Placing requests, school boards (or their replacement) and appeals against exclusion might need more local knowledge and if not devolved to schools or clusters could be managed within a private company which is involved in the
Educational Provision

As stated in previous posts I won't engage in any value judgements or evaluation of any of these alternatives until I've explored all four of the categories.

Exploring alternatives: Educational Provision

I’ve separated the statutory obligations for education authorities into four categories:

Educational Provision; Administrative; Resource provision; Educational Improvement.

In the next series of posts I’ll consider some alternatives for the delivery of each of the categories and then discuss the merits of the existing arrangements and the possible alternatives.
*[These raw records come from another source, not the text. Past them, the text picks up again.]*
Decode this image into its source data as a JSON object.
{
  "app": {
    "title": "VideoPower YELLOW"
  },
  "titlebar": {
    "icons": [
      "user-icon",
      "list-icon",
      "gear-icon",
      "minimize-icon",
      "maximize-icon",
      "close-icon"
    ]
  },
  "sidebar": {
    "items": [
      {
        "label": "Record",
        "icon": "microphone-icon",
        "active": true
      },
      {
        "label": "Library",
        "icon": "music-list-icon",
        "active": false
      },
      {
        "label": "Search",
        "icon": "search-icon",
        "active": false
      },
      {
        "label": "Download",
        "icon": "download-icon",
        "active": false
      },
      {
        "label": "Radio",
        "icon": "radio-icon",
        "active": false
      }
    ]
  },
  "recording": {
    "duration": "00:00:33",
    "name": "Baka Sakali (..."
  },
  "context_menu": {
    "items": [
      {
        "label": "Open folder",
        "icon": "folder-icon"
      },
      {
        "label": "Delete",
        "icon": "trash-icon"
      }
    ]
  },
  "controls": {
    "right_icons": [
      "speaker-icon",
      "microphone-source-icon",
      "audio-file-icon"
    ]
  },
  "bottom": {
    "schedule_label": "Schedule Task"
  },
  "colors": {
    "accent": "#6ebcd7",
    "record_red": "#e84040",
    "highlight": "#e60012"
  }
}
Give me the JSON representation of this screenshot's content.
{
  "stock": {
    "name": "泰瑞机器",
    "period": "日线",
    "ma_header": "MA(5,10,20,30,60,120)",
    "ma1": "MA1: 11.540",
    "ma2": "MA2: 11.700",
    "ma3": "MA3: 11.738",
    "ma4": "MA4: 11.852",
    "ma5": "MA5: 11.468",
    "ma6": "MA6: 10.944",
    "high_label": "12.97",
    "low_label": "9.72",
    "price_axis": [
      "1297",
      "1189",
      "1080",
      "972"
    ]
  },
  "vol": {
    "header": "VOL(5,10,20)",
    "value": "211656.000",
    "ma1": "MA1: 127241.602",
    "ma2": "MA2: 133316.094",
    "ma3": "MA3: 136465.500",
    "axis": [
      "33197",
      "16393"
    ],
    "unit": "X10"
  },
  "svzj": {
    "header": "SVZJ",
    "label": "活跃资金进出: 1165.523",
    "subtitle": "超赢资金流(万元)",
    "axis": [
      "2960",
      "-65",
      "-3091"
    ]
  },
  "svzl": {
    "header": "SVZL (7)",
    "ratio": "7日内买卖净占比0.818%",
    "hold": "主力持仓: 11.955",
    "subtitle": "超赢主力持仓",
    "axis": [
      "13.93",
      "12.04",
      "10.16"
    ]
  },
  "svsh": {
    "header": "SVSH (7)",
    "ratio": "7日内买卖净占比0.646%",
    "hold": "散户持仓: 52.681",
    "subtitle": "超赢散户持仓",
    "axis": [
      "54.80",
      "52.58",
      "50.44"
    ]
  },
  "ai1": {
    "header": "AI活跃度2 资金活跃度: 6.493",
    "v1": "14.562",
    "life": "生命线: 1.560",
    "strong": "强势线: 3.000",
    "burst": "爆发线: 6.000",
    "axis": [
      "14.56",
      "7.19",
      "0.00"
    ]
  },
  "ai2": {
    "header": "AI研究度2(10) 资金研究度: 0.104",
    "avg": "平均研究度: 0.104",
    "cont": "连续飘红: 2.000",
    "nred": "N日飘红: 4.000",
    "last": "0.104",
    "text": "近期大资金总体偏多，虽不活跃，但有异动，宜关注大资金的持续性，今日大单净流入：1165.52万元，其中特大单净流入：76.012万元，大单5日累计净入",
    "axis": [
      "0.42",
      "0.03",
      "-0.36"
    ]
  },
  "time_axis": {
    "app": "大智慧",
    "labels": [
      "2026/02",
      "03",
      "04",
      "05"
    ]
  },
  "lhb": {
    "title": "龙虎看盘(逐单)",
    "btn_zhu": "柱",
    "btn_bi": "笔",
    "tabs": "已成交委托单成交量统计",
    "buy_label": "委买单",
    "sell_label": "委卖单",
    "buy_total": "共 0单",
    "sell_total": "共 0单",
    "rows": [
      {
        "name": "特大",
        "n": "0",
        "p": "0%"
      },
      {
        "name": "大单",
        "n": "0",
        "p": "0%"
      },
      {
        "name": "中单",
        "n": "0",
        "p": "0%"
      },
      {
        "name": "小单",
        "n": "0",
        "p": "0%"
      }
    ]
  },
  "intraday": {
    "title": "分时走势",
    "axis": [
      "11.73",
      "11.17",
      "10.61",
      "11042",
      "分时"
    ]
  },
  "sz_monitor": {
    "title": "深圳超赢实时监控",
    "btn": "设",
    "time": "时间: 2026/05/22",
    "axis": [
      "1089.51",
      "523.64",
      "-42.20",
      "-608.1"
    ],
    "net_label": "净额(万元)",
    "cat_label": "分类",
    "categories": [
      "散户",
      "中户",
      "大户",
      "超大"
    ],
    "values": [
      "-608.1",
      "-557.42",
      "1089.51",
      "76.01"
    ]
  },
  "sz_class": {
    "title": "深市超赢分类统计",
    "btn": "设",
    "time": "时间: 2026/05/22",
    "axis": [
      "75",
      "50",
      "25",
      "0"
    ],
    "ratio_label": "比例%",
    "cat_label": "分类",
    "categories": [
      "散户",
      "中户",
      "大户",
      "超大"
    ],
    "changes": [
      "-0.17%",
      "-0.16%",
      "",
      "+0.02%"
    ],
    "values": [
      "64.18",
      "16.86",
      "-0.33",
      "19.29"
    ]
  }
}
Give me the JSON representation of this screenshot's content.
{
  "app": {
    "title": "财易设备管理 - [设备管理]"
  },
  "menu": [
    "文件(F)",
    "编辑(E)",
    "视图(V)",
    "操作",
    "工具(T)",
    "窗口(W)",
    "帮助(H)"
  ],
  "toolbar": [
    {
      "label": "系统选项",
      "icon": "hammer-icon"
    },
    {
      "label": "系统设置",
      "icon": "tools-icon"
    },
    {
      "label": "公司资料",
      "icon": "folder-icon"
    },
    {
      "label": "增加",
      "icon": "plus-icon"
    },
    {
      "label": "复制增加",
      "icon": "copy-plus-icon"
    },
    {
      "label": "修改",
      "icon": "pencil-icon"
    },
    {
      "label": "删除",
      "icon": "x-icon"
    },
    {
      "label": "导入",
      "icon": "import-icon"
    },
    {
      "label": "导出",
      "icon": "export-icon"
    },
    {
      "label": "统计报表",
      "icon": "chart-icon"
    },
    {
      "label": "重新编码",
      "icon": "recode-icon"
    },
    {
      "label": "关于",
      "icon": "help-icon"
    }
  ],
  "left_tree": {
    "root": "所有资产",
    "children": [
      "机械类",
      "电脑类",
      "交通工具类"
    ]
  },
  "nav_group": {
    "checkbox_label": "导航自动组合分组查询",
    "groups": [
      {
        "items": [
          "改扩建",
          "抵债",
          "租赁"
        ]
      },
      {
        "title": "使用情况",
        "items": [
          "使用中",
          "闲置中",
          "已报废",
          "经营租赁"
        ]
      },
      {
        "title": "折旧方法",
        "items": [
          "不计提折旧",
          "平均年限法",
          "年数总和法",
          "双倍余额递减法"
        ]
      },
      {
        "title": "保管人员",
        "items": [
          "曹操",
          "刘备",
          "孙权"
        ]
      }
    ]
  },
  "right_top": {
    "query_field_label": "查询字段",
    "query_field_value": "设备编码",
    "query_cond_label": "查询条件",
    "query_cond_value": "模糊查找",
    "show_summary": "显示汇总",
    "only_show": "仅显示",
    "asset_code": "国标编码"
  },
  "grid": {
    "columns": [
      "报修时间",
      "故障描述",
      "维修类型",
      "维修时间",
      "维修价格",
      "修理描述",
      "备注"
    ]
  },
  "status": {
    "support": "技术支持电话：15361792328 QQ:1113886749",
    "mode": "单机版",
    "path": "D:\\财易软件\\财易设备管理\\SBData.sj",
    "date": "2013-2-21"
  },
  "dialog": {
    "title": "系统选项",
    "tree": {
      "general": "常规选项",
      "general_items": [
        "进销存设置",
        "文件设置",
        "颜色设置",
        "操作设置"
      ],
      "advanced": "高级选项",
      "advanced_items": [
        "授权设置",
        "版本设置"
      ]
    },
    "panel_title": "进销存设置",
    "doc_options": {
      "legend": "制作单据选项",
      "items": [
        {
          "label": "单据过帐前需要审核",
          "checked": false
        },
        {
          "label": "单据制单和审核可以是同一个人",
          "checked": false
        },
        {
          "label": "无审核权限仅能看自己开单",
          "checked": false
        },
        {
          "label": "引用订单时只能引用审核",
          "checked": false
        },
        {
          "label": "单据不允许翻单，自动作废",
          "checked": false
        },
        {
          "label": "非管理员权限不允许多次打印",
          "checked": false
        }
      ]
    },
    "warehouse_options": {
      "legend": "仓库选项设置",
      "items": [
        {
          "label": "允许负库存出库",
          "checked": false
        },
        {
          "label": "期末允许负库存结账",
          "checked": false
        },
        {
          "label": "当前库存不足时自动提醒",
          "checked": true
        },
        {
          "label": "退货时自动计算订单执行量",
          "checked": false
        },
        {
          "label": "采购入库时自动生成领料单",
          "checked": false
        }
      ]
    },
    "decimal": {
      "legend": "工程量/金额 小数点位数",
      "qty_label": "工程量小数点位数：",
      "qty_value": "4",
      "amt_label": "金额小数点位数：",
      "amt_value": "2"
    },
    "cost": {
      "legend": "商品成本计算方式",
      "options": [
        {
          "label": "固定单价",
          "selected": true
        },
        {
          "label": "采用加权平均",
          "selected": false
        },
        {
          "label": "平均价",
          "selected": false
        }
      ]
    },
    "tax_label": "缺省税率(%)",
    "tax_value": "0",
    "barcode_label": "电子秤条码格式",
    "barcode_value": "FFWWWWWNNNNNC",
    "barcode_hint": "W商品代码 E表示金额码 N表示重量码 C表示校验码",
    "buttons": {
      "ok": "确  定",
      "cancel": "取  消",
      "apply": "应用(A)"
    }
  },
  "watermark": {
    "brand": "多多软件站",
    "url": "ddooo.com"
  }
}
Educational Provision: So how could an education authority fulfil its obligation to provide education in a different way, i.e. how could it ensure that there are sufficient school places for all children in East Lothian? (at this stage I won’t offer any value judgements about any of the alternatives) However, I’d welcome your comments.

Could the local authority sell off the school buildings to an organisation which would operate the schools? By operate I mean the buildings and staff are transferred to the company who would deliver the statutory obligations of the authority under contract.

Could the local authority retain ownership of the schools but commission someone else to operate schools, in much the same way that PPP is managed?

In such arrangements it would be the responsibility of the authority to negotiate the contract with the commissioned organisation and to put in place monitoring systems to ensure that service level agreements are achieved.

Authority obligations : four categories

In my last post I summarised the key statutory responsibilities for Education Authorities. I didn’t intend the list of responsibilities to be exhaustive and would welcome any additions which people might like to suggest.

These series of posts are linked to the question “Do I add value to children’s lives?”

I’ve grouped the statutory obligations into four categories: Educational Provision; Administrative; Resource provision; Educational Improvement

Educational Provision

Duty of education authority in providing school education

Home Education

Requirement that education be provided in mainstream schools

Pre-school education

Education of children unable to attend school

Additional Support for Learning


School Boards

Home to school transport

Placing requests

Grants – clothing etc.

Rights of appeal against exclusion

Resource Provision

Delegation schemes


Employer obligations

Educational Improvement

Education authority's annual statement of improvement objectives

Raising Standards

School development plans

Review of school performance

Inspection of education authority

Integrated Children’s Services

I’m not convinced that I’ve captured all of the obligations, nor am I sure of my categories are the best. I’d welcome suggestions.

Once I’ve been able to finalise these categories I’ll have a go at identifying those obligations where I can directly add value to the quality of educational experience we provide in East Lothian.